I know something about American war resisters in the first World War: they were violently attacked, their homes were destroyed, they were thrown in jail for their beliefs. And that was World War I! I think, only in a place as (generally) civil and tolerant as Canada could conscientious objection to World War II not meet with violent opposition.

Now, again, Canada's civility and tolerance - and its commitment to peace - is being put to the test.

Tom Riley noted that, in his day, there was outspoken, widespread opposition to the Vietnam War, and tens of thousands of people were leaving the US to avoid the draft. By contrast, Iraq War Resisters go against a repressive climate in the US, and are far more alone. I still feel what Tom and others did during Vietnam was very brave, but I share his enormous admiration for the bravery of the Iraq War Resisters.

Another Campaign member told the audience that helping the war resisters stay in Canada is a concrete step they could each take to help end the war. And it's true. Every soldier who removes themselves from the US occupation of Iraq is a loud voice for truth, justice, peace and democracy. If we stand for peace, it's our duty to stand beside them. When Canada allows the Iraq War Resisters safe asylum, it will invigorate the US peace movement as nothing has since Vietnam.

I can't even contemplate Canada allowing the resisters to be deported. Right now we are teetering on the brink. Four resisters, including two with young children, face deportation, with many more waiting for the potentially bad news. In the US, they face jail time (in a military prison) and a "bad conduct discharge" - a felony offense. No one should go to prison for refusing to kill.

Please help.

Join us this Saturday. If you can't make it on Saturday, write a letter to Stephen Harper, Stéphane Dion and to your MP.

Let them stay.


Ferdzy said...

That's kind of amusing - I knew Frank and Isabel Showler back in the 1970's/80's when I was attending Toronto Monthly Meeting. (i.e. the Quaker Meeting.)

Wild English Rose said...

I think there may be some key differences between the concept of war resistance and conscientious objection. Your post mentions that Frank Showler sought alternative service, which implies he volunteered to aid the effort to defeat fascism but by non violent means. Many Quakers in England were involved in ambulance driving, firefighting etc. during the Blitz and in the process many exposed themselves to as much personal danger as those in the armed forces.

This is quite different to somebody - who may not be opposed to violent action in general - who is opposed to the cause of a specific war, in such circumstances alternative service would be difficult to achieve as it might in some way further the cause.
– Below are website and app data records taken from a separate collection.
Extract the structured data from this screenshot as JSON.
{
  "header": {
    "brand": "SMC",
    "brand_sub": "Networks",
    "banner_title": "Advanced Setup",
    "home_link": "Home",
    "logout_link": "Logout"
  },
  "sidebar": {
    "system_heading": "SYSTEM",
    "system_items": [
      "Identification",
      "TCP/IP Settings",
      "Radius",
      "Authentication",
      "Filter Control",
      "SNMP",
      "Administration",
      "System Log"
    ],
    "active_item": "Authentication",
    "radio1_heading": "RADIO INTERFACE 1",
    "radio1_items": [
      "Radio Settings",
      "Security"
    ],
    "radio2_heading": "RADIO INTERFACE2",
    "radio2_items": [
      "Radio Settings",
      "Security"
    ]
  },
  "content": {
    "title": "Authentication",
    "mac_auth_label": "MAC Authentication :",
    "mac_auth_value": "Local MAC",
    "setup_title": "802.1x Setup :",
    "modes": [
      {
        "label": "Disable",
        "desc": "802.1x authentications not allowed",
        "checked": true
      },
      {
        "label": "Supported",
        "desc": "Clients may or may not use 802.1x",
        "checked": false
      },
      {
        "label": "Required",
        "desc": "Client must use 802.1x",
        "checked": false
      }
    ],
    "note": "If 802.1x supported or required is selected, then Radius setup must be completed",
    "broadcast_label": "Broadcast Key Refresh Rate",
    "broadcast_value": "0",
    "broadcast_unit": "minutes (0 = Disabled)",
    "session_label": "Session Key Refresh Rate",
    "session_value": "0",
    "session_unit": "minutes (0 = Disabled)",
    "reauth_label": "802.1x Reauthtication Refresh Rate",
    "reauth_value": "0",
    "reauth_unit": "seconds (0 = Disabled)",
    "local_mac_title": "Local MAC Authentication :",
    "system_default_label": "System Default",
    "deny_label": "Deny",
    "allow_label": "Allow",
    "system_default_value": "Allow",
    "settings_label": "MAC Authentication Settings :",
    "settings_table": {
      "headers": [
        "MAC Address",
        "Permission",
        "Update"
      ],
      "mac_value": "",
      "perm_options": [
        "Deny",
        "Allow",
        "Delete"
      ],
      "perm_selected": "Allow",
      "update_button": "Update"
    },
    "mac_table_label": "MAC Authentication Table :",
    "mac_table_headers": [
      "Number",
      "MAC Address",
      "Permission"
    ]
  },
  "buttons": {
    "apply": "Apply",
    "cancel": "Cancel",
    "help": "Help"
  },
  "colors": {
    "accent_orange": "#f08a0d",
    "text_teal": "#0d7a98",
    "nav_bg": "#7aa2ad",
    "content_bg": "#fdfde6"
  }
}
Indeed resistance to a particular war could lead itself to violent action or in extreme cases actively aiding the enemy - e.g. German resistance activists during the second world war.

It isn't that there isn't something to admire in both standpoints - but I think that they are quite different.

laura k said...

I knew Frank and Isabel Showler back in the 1970's/80's when I was attending Toronto Monthly Meeting. (i.e. the Quaker Meeting.)

Very cool! Frank is apparently an activist legend in Toronto.

I think there may be some key differences between the concept of war resistance and conscientious objection.

There can be, but there needn't be.

Frank Showler is now sorry that he registered for alternative service, and feels he ended up inadvertantly helping the war effort.

Most of the resisters I know qualify as conscientious objectors as well.

One needn't be a pacifist in every imaginable circumstance to be a CO.

Ryan said...

If you're interested in the history of religious progressives in Canada, there's a book that I thought was quite excellent titled "Beyond the Social Gospel: Church Protest on the Prairies" by United Church theologian Ben Smillie.

I would also suggest looking up Rev. James Endicott, who formed the Canada Peace Congress in the late 1940's to encourage peace, nuclear disarmament and negotiation with the Soviet Union.

There's lots more. I'm a bit of a history nerd, but I think it's important for churches to look back to their radical roots as a lesson for the present.

laura k said...

Thank you, Ryan! I am quite the history nerd myself. I am passionately interested in learning about the history of my new country. Thank you very much.